What you have to do:
The whole listing is to be restated word for word with no images.

Extracted records:

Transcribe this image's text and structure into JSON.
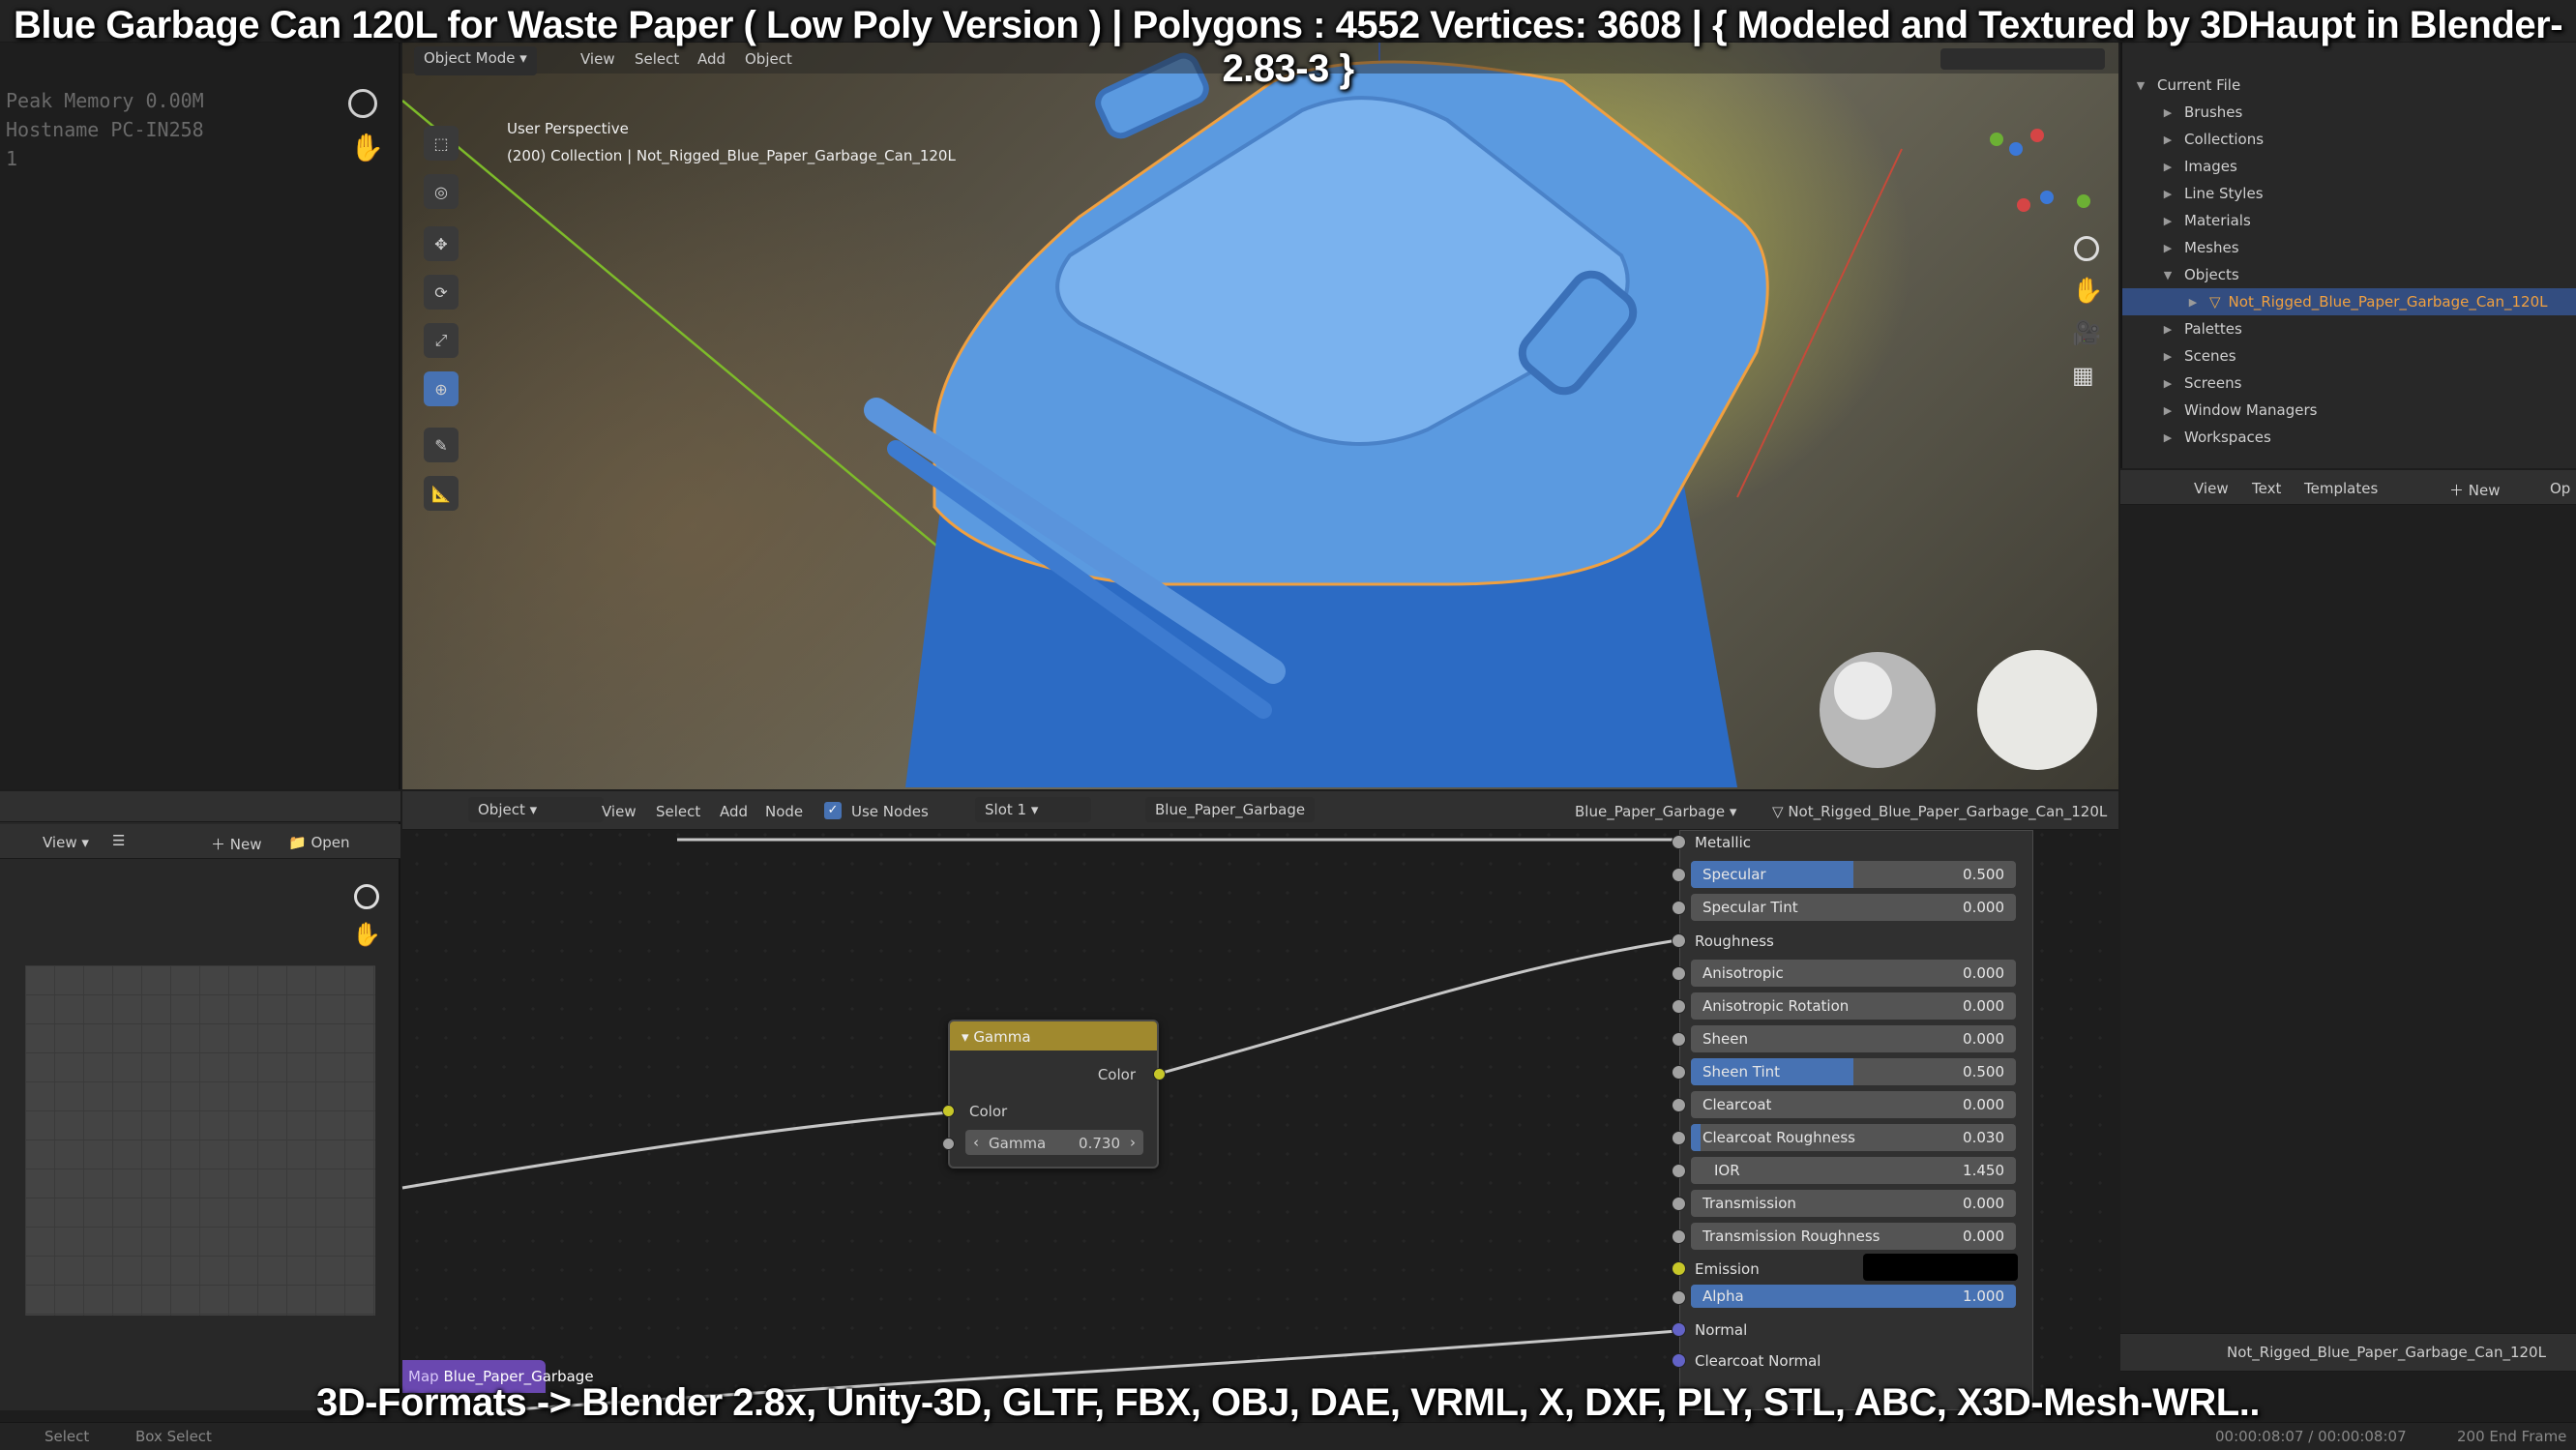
{
  "banner_top": "Blue Garbage Can 120L for Waste Paper ( Low Poly Version ) |  Polygons : 4552  Vertices: 3608   |   { Modeled and Textured by 3DHaupt in Blender-2.83-3 }",
  "banner_bottom": "3D-Formats -> Blender 2.8x, Unity-3D, GLTF, FBX, OBJ, DAE, VRML, X, DXF, PLY, STL, ABC, X3D-Mesh-WRL..",
  "info_panel": {
    "line1": "Peak Memory 0.00M",
    "line2": "Hostname PC-IN258",
    "line3": "1"
  },
  "viewport": {
    "mode": "Object Mode",
    "menu": [
      "View",
      "Select",
      "Add",
      "Object"
    ],
    "perspective": "User Perspective",
    "collection": "(200) Collection | Not_Rigged_Blue_Paper_Garbage_Can_120L"
  },
  "outliner": {
    "root": "Current File",
    "items": [
      "Brushes",
      "Collections",
      "Images",
      "Line Styles",
      "Materials",
      "Meshes",
      "Objects"
    ],
    "selected": "Not_Rigged_Blue_Paper_Garbage_Can_120L",
    "items2": [
      "Palettes",
      "Scenes",
      "Screens",
      "Window Managers",
      "Workspaces"
    ]
  },
  "text_editor": {
    "menu": [
      "View",
      "Text",
      "Templates"
    ],
    "new": "New",
    "open": "Op"
  },
  "image_editor": {
    "view": "View",
    "new": "New",
    "open": "Open"
  },
  "node_editor": {
    "object": "Object",
    "menu": [
      "View",
      "Select",
      "Add",
      "Node"
    ],
    "use_nodes": "Use Nodes",
    "slot": "Slot 1",
    "material": "Blue_Paper_Garbage",
    "material2": "Blue_Paper_Garbage",
    "object_name": "Not_Rigged_Blue_Paper_Garbage_Can_120L"
  },
  "gamma_node": {
    "title": "Gamma",
    "out": "Color",
    "in": "Color",
    "param": "Gamma",
    "value": "0.730"
  },
  "image_node_label": "Blue_Paper_Garbage",
  "image_node_prefix": "Map",
  "bsdf": {
    "metallic": "Metallic",
    "specular": {
      "label": "Specular",
      "value": "0.500",
      "fill": 0.5
    },
    "specular_tint": {
      "label": "Specular Tint",
      "value": "0.000"
    },
    "roughness": "Roughness",
    "anisotropic": {
      "label": "Anisotropic",
      "value": "0.000"
    },
    "anisotropic_rotation": {
      "label": "Anisotropic Rotation",
      "value": "0.000"
    },
    "sheen": {
      "label": "Sheen",
      "value": "0.000"
    },
    "sheen_tint": {
      "label": "Sheen Tint",
      "value": "0.500",
      "fill": 0.5
    },
    "clearcoat": {
      "label": "Clearcoat",
      "value": "0.000"
    },
    "clearcoat_roughness": {
      "label": "Clearcoat Roughness",
      "value": "0.030",
      "fill": 0.03
    },
    "ior": {
      "label": "IOR",
      "value": "1.450"
    },
    "transmission": {
      "label": "Transmission",
      "value": "0.000"
    },
    "transmission_roughness": {
      "label": "Transmission Roughness",
      "value": "0.000"
    },
    "emission": "Emission",
    "alpha": {
      "label": "Alpha",
      "value": "1.000",
      "fill": 1.0
    },
    "normal": "Normal",
    "clearcoat_normal": "Clearcoat Normal"
  },
  "properties_footer": "Not_Rigged_Blue_Paper_Garbage_Can_120L",
  "statusbar": {
    "select": "Select",
    "box_select": "Box Select",
    "time": "00:00:08:07 / 00:00:08:07",
    "end": "200 End Frame"
  }
}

Response box:
Transcribe this image's text and structure into JSON.
{
  "banner_top": "Blue Garbage Can 120L for Waste Paper ( Low Poly Version ) |  Polygons : 4552  Vertices: 3608   |   { Modeled and Textured by 3DHaupt in Blender-2.83-3 }",
  "banner_bottom": "3D-Formats -> Blender 2.8x, Unity-3D, GLTF, FBX, OBJ, DAE, VRML, X, DXF, PLY, STL, ABC, X3D-Mesh-WRL..",
  "info_panel": {
    "line1": "Peak Memory 0.00M",
    "line2": "Hostname PC-IN258",
    "line3": "1"
  },
  "viewport": {
    "mode": "Object Mode",
    "menu": [
      "View",
      "Select",
      "Add",
      "Object"
    ],
    "perspective": "User Perspective",
    "collection": "(200) Collection | Not_Rigged_Blue_Paper_Garbage_Can_120L"
  },
  "outliner": {
    "root": "Current File",
    "items": [
      "Brushes",
      "Collections",
      "Images",
      "Line Styles",
      "Materials",
      "Meshes",
      "Objects"
    ],
    "selected": "Not_Rigged_Blue_Paper_Garbage_Can_120L",
    "items2": [
      "Palettes",
      "Scenes",
      "Screens",
      "Window Managers",
      "Workspaces"
    ]
  },
  "text_editor": {
    "menu": [
      "View",
      "Text",
      "Templates"
    ],
    "new": "New",
    "open": "Op"
  },
  "image_editor": {
    "view": "View",
    "new": "New",
    "open": "Open"
  },
  "node_editor": {
    "object": "Object",
    "menu": [
      "View",
      "Select",
      "Add",
      "Node"
    ],
    "use_nodes": "Use Nodes",
    "slot": "Slot 1",
    "material": "Blue_Paper_Garbage",
    "material2": "Blue_Paper_Garbage",
    "object_name": "Not_Rigged_Blue_Paper_Garbage_Can_120L"
  },
  "gamma_node": {
    "title": "Gamma",
    "out": "Color",
    "in": "Color",
    "param": "Gamma",
    "value": "0.730"
  },
  "image_node_label": "Blue_Paper_Garbage",
  "image_node_prefix": "Map",
  "bsdf": {
    "metallic": "Metallic",
    "specular": {
      "label": "Specular",
      "value": "0.500",
      "fill": 0.5
    },
    "specular_tint": {
      "label": "Specular Tint",
      "value": "0.000"
    },
    "roughness": "Roughness",
    "anisotropic": {
      "label": "Anisotropic",
      "value": "0.000"
    },
    "anisotropic_rotation": {
      "label": "Anisotropic Rotation",
      "value": "0.000"
    },
    "sheen": {
      "label": "Sheen",
      "value": "0.000"
    },
    "sheen_tint": {
      "label": "Sheen Tint",
      "value": "0.500",
      "fill": 0.5
    },
    "clearcoat": {
      "label": "Clearcoat",
      "value": "0.000"
    },
    "clearcoat_roughness": {
      "label": "Clearcoat Roughness",
      "value": "0.030",
      "fill": 0.03
    },
    "ior": {
      "label": "IOR",
      "value": "1.450"
    },
    "transmission": {
      "label": "Transmission",
      "value": "0.000"
    },
    "transmission_roughness": {
      "label": "Transmission Roughness",
      "value": "0.000"
    },
    "emission": "Emission",
    "alpha": {
      "label": "Alpha",
      "value": "1.000",
      "fill": 1.0
    },
    "normal": "Normal",
    "clearcoat_normal": "Clearcoat Normal"
  },
  "properties_footer": "Not_Rigged_Blue_Paper_Garbage_Can_120L",
  "statusbar": {
    "select": "Select",
    "box_select": "Box Select",
    "time": "00:00:08:07 / 00:00:08:07",
    "end": "200 End Frame"
  }
}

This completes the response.